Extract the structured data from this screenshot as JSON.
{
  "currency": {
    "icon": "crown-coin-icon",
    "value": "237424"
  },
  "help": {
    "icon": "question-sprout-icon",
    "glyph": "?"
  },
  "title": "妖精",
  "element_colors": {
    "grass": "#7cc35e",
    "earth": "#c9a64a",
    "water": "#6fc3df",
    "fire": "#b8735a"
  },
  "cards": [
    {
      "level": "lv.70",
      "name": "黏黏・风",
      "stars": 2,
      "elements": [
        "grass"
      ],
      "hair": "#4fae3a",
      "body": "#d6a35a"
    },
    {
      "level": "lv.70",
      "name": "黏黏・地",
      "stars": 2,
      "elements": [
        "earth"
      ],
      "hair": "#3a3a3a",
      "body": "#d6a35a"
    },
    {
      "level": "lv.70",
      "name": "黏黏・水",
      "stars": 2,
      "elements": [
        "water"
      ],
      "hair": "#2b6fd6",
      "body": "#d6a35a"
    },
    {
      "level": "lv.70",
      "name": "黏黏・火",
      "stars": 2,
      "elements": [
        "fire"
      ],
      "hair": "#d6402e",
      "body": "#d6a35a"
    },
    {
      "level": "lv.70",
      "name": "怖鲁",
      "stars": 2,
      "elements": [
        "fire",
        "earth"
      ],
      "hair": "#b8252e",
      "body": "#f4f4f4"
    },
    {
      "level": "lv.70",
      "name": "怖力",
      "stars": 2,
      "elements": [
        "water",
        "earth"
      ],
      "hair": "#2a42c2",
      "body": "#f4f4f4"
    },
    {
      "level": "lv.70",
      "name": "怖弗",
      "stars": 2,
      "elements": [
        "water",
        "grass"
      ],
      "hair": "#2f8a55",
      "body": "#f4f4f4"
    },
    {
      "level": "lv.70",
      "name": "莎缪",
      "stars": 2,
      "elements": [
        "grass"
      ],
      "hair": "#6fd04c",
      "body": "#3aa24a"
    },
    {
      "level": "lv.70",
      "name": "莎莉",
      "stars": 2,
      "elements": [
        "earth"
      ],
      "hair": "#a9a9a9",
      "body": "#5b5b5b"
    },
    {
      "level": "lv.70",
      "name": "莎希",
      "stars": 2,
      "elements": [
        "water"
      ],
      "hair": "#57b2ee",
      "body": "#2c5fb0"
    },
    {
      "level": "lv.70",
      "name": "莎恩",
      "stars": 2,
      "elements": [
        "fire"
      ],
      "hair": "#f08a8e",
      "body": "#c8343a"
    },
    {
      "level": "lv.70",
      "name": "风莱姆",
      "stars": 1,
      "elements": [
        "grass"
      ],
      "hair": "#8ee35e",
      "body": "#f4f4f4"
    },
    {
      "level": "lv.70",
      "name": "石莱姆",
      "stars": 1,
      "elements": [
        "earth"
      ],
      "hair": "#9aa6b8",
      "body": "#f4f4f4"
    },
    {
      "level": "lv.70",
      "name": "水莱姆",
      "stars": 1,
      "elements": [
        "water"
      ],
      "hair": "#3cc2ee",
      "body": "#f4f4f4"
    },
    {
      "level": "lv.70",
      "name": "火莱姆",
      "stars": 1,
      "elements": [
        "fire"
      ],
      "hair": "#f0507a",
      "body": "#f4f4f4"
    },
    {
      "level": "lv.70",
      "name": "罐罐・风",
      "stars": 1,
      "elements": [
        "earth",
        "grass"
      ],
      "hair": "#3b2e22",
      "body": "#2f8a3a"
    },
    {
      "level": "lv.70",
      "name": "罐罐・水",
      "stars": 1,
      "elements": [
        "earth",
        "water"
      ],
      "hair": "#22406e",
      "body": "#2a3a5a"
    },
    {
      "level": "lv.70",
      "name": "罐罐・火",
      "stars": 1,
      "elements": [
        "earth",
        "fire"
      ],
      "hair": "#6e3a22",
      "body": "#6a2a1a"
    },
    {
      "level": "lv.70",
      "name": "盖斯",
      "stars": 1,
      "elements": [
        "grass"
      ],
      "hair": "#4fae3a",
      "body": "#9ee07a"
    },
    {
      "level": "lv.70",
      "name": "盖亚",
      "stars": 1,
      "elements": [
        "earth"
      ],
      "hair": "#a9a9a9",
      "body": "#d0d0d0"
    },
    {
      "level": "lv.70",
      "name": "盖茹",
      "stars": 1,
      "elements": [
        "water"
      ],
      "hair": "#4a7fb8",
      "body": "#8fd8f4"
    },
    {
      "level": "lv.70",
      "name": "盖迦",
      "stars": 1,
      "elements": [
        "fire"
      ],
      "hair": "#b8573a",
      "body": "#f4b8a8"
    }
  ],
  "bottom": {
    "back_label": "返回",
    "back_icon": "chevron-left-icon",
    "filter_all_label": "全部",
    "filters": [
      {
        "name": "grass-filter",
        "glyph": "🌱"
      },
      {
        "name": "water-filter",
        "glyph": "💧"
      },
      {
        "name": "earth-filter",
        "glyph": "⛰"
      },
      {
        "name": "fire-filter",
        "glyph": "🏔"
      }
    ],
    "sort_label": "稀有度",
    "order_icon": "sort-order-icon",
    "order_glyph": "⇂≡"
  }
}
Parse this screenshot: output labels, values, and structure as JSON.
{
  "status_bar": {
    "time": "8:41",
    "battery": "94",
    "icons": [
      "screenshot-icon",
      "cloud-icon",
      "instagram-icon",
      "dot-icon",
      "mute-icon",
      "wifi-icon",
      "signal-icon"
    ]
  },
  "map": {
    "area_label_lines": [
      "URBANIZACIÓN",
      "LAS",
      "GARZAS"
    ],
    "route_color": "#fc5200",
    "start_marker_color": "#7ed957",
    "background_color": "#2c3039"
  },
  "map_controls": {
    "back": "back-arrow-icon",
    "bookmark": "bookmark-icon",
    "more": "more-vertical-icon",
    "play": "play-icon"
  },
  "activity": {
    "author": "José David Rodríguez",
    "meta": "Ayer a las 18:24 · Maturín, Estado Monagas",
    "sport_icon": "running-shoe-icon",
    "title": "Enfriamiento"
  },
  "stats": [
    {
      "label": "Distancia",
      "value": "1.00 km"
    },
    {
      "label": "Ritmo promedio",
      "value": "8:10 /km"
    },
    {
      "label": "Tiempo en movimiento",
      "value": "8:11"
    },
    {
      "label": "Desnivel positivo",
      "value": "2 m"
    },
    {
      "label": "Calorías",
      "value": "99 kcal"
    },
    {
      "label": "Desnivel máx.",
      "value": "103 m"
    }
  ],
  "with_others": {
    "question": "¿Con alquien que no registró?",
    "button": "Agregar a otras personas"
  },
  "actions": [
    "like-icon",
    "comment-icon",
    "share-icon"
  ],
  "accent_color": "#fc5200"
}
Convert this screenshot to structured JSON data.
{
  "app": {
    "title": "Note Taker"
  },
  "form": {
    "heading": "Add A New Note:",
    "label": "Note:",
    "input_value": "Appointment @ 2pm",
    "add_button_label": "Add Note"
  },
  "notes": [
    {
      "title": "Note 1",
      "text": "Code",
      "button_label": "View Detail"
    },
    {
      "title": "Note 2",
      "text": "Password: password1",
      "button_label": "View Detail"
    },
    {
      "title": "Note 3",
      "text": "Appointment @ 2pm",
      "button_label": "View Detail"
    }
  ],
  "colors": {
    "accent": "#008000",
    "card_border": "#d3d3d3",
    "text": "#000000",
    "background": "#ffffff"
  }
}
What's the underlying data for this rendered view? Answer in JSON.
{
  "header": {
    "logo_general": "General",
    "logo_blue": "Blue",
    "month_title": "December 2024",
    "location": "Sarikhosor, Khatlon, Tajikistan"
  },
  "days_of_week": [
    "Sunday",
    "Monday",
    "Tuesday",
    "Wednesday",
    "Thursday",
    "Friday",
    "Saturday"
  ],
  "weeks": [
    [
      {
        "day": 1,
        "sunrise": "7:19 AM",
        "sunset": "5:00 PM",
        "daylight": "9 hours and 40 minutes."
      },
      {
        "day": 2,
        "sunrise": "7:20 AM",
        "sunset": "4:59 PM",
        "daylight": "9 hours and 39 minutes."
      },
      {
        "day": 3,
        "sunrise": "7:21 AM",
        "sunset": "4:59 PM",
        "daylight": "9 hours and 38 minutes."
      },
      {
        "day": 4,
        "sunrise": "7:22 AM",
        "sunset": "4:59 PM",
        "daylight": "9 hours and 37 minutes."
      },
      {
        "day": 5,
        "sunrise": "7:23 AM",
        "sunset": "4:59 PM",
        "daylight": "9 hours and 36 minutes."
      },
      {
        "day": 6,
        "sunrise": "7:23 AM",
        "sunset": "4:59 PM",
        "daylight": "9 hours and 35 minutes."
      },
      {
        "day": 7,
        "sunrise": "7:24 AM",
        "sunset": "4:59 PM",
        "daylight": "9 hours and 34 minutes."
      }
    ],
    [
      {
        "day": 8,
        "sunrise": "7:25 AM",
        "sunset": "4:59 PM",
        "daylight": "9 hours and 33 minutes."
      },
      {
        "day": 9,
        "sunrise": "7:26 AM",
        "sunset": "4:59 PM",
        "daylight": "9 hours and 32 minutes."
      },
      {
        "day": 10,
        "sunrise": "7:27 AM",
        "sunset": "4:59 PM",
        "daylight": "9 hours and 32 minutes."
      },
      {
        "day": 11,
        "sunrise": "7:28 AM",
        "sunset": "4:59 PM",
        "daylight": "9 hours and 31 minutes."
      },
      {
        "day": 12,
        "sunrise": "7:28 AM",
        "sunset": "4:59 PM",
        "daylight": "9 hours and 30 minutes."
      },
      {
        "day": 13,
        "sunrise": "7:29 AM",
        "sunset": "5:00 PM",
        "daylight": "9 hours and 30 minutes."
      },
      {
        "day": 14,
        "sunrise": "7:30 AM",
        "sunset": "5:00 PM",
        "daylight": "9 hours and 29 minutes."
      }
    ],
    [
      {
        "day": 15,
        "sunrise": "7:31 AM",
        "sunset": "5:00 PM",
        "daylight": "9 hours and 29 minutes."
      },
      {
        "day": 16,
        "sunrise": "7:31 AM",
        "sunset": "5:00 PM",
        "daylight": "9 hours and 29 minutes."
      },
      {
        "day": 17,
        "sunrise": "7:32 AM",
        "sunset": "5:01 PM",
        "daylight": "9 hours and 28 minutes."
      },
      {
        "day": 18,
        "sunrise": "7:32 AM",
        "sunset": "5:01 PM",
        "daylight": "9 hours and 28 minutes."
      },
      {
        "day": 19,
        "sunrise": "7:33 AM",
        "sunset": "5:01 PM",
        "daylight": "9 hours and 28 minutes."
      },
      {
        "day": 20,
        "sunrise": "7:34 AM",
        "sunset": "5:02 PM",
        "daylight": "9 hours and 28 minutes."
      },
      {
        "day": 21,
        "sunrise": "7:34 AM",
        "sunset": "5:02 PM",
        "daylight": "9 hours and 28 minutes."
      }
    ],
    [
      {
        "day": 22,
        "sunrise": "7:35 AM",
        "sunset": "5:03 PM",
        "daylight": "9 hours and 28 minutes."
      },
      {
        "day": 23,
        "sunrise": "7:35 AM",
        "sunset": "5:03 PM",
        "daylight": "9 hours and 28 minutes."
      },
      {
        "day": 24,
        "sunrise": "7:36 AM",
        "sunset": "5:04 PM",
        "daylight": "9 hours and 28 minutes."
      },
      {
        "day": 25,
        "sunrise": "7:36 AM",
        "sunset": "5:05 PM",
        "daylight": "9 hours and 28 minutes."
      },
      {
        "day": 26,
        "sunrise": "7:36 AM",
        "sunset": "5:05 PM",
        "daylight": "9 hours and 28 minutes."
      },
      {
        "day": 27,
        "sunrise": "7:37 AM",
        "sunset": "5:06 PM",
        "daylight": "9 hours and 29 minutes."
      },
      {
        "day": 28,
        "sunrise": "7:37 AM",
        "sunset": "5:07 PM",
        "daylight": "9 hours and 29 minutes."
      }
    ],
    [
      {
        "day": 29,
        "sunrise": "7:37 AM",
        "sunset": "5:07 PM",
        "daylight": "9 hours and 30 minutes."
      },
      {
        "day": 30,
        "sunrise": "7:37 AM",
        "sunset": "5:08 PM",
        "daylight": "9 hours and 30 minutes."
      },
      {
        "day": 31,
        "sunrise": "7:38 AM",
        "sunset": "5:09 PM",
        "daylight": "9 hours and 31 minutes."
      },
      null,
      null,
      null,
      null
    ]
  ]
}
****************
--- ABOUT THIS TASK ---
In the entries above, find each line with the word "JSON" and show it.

--- WRITTEN RESPONSE ---
Extract the structured data from this screenshot as JSON.
Parse this screenshot: output labels, values, and structure as JSON.
Convert this screenshot to structured JSON data.
What's the underlying data for this rendered view? Answer in JSON.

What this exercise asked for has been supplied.